Third Culture Chinese
Children’s book reviewer Kate Shepherd looks at three very different stories about the experience of Chinese children. Freedom Swimmer by Wai Chim is a dramatic story for young adults, based on true events at the end of the Cultural Revolution, while two thought-provoking and beautifully illustrated picture books for younger children by Sally Rippin examine the issue of cultural identity of Chinese children living in Australia.
Freedom Swimmer by Wai Chim pb 9781760113414 $17.00
The characters of Ming and Li and Fei are so vividly and realistically drawn that their stories stayed with me for days after finishing this very well written book. Set mainly in the sixties in Mao’s China in Guandong Province, just opposite the island of Hong Kong, it describes the impact of the Great Famine on the small village in which Ming lives. Ming and Fei, a young girl from a neighbouring village, are orphaned as a result of this terrible famine. After the Famine, the Cultural Revolution caused huge upheavals in society. Young Red Guards were sent all over the country to teach the peasants about Mao’s teachings and to throw off any bourgeois background and to learn the work of the farm worker. Li is one of a group of Red Guards sent to Ming’s village. He is from an educated city family and suffers terribly while adapting to the extremely long hours of toiling in the fields and very poor food, but he becomes a firm friend of Ming’s.
Ming teaches him to swim in the ocean and it is one of the pleasures they share. The description of how these two very different groups are forced to live and work together in the one village is fascinating. It portrays so well the brutality and intense harshness of those times, when there were always some who watched for any chance to report a fault to their superiors. Life becomes more and more unbearable for Ming and Li and they decide to risk their lives by swimming across the sea to Hong Kong. Apparently thousands did this during the sixties. Many died in the attempt and many were captured but thousands made it to Hong Kong. I find it amazing that I have never heard of these “freedom swimmers”. The book is based on the true story of Wai Chim’s father who fled and swam across to Hong Kong. Excellent. (11 – 17 years)
How marvellous that these two delightful picture books are back in print. Speak Chinese, Fang Fang! was Sally Rippin’s first picture book. She wrote it for a student called Fang Fang who she was tutoring in Chinese and who was complaining that her parents wanted her to speak Chinese at home all the time but she spoke English with her friends and at school and didn’t see why she should bother with Chinese.

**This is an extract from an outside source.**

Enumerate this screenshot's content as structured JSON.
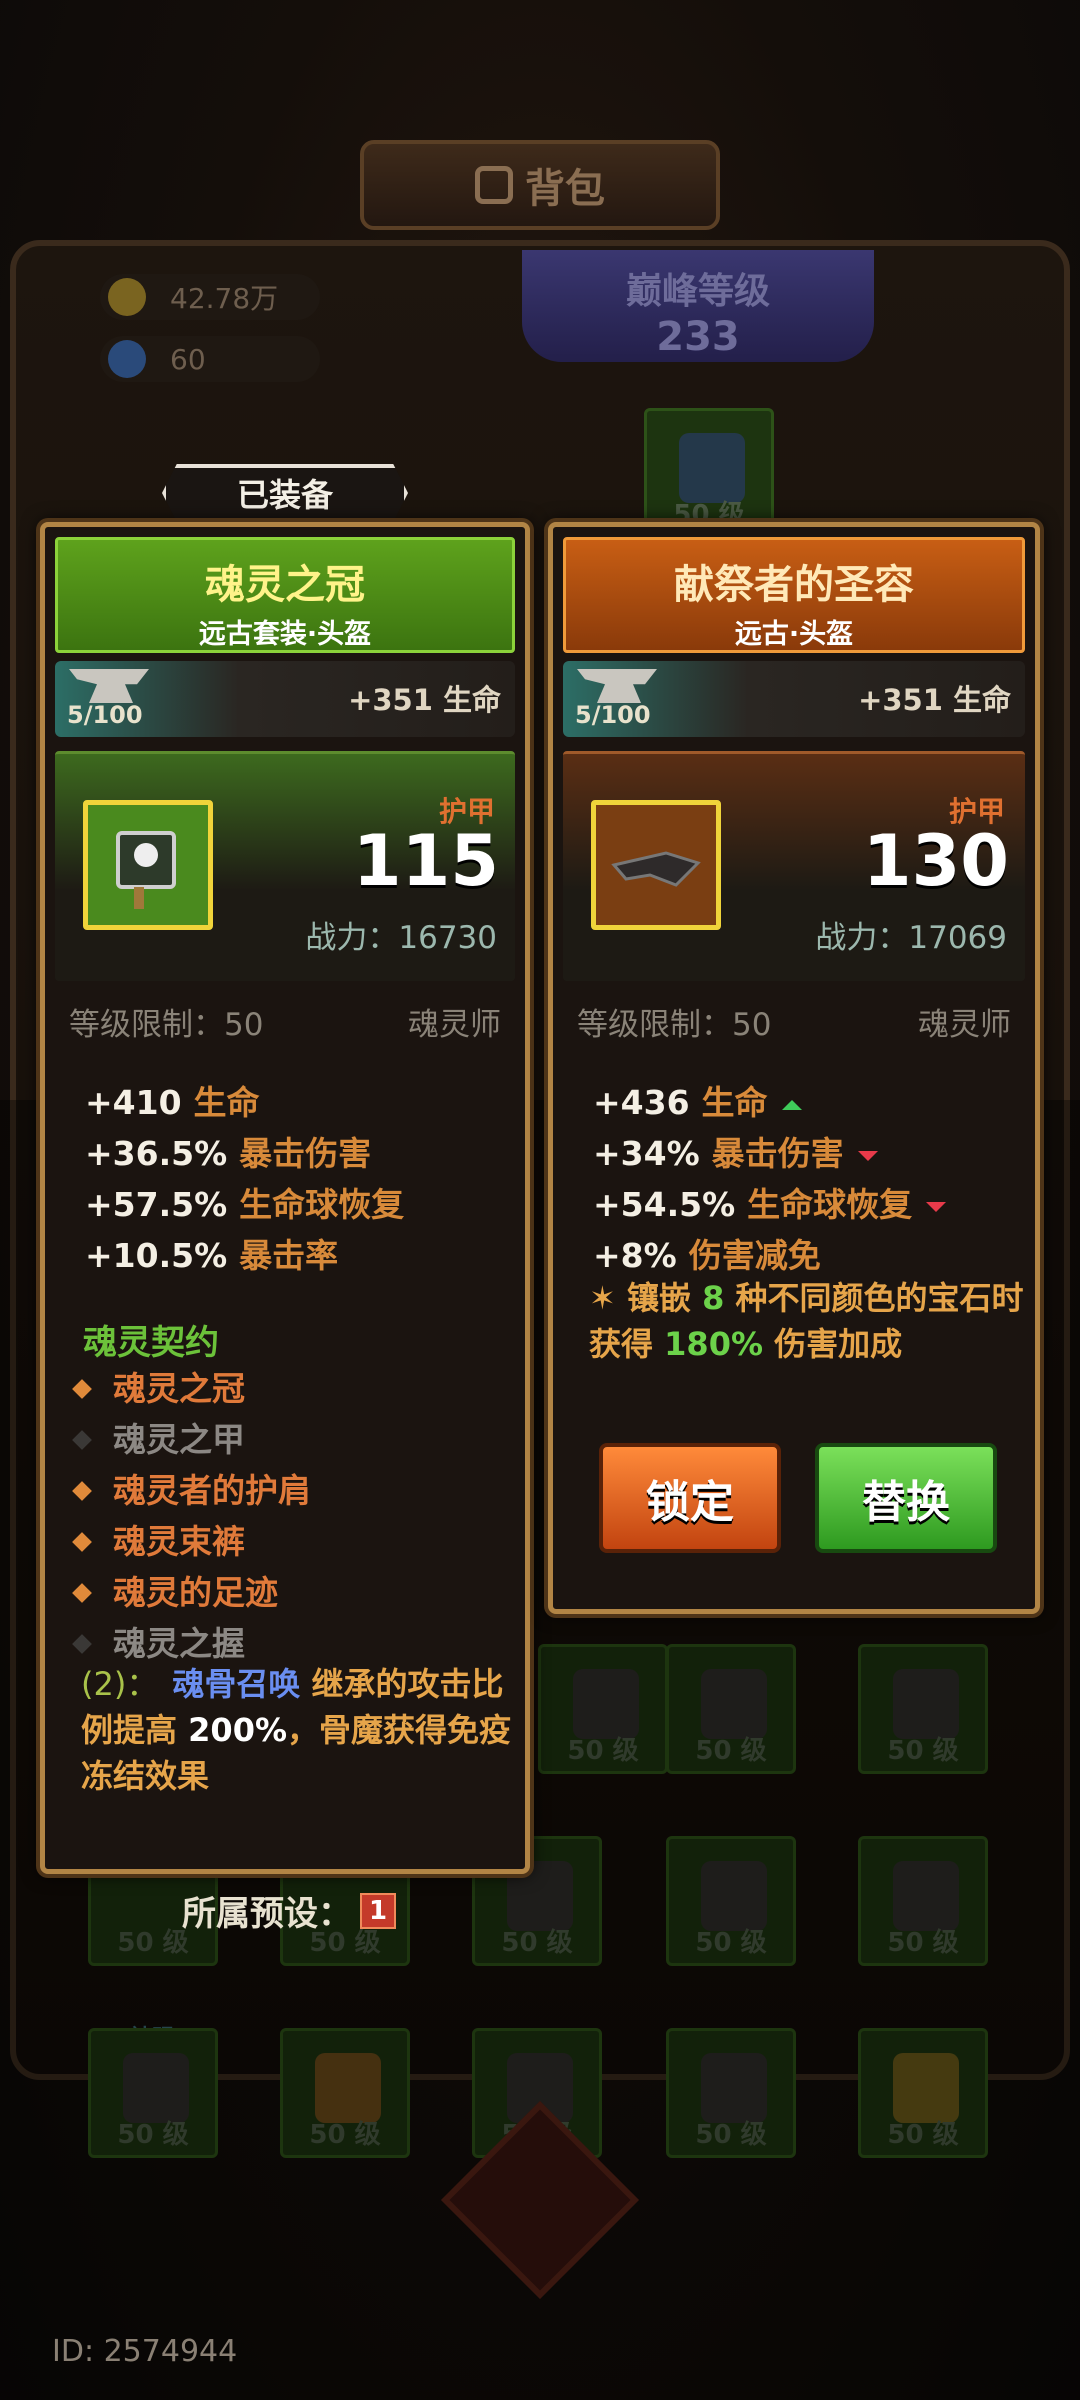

This was Sally’s way of showing her why speaking Chinese was a good idea. This was in 1996 and Sally had no thought at the time of having it published until a friend suggested it. It is beautifully illustrated in a style reminiscent of traditional Chinese brush paintings but with a vibrancy which is very much her own.
Speak Chinese Fang Fang! by Sally Rippin pb 9781862912908 $15.99 Big Book 9781742991818 $39.99
Fang Fang would much prefer just to speak English. At school her friends come from many different countries and they all speak English but her parents are forever wanting her to speak Chinese. However when her young cousin from China comes to stay, she learns that there are advantages in being able to speak Chinese and English. Beautifully illustrated. (5 – 8 years) KS
Fang Fang’s Chinese New Year by Sally Rippin pb 9781862912915 $15.99
Fang Fang was born in China but considers herself very Australian and prefers everything Australian. When her friend Lisa is invited to the Chinese New Year celebrations, Fang Fang thinks that the celebrations are all boring and is most surprised at Lisa’s enthusiasm. However as Fang Fang catches her friend’s enthusiasm for all the celebrations as well as the Lion dance and drumming and the food, they both have a wonderful time. Lively illustrations using the black outlines of traditional Chinese brush paintings bring the celebrations to life. (5 – 8 years) KS